Start of Records for this task
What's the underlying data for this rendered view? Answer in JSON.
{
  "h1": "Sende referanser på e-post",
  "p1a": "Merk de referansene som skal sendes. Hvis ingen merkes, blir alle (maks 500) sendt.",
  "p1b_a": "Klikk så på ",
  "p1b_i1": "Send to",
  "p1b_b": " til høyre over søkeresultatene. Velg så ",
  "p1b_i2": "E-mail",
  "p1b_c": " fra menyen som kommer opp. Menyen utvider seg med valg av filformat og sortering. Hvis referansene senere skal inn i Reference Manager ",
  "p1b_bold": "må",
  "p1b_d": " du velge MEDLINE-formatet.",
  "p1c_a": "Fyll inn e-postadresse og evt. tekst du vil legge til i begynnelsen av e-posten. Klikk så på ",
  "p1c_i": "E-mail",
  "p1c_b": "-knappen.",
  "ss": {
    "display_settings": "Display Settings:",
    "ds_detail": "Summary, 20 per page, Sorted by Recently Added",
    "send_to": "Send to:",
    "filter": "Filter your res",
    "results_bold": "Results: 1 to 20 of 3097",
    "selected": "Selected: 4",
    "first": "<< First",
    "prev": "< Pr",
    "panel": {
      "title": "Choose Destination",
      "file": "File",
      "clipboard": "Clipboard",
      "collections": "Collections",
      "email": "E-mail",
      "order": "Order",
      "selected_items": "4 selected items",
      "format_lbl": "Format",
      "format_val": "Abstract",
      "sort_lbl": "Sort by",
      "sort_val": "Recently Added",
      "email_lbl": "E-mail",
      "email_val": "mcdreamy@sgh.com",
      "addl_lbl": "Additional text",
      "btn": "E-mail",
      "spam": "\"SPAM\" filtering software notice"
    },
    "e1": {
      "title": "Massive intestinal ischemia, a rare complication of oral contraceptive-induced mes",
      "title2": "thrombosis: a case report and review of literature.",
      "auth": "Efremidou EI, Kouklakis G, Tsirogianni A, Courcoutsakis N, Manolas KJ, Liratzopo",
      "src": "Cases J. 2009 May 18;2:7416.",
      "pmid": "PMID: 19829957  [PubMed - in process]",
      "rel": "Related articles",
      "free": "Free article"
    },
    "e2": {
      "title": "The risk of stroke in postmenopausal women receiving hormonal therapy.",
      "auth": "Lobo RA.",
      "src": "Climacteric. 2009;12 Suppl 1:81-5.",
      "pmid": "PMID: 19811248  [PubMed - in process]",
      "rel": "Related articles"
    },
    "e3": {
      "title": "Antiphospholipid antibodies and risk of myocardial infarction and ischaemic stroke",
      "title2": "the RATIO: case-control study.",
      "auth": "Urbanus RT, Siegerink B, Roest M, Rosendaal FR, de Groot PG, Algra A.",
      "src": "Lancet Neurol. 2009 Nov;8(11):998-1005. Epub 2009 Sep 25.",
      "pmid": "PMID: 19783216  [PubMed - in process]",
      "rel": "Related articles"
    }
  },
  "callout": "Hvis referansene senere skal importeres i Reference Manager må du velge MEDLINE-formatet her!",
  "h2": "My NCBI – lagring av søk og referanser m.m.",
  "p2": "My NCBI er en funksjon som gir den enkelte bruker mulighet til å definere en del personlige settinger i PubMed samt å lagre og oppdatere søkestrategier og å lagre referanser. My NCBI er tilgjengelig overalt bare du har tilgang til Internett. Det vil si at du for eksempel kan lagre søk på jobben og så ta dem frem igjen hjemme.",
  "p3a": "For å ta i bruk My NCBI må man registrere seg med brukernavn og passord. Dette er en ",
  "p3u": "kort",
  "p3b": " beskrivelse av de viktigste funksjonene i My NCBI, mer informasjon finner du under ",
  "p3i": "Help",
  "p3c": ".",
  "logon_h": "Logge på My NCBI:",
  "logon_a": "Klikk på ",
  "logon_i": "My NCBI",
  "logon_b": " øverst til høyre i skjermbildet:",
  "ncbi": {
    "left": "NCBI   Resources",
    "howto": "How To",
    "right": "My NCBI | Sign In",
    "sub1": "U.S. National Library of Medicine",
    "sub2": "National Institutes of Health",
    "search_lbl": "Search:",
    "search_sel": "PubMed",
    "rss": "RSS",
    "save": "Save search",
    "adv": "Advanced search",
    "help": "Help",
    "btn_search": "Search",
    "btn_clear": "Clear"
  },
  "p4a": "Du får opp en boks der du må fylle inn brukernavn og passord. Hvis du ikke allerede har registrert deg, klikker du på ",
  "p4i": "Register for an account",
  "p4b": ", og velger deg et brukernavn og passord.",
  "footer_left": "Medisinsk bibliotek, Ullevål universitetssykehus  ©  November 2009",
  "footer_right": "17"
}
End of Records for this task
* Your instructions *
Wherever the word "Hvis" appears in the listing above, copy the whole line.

* Exercise output *
  "p1a": "Merk de referansene som skal sendes. Hvis ingen merkes, blir alle (maks 500) sendt.",
  "p1b_c": " fra menyen som kommer opp. Menyen utvider seg med valg av filformat og sortering. Hvis referansene senere skal inn i Reference Manager ",
  "callout": "Hvis referansene senere skal importeres i Reference Manager må du velge MEDLINE-formatet her!",
  "p4a": "Du får opp en boks der du må fylle inn brukernavn og passord. Hvis du ikke allerede har registrert deg, klikker du på ",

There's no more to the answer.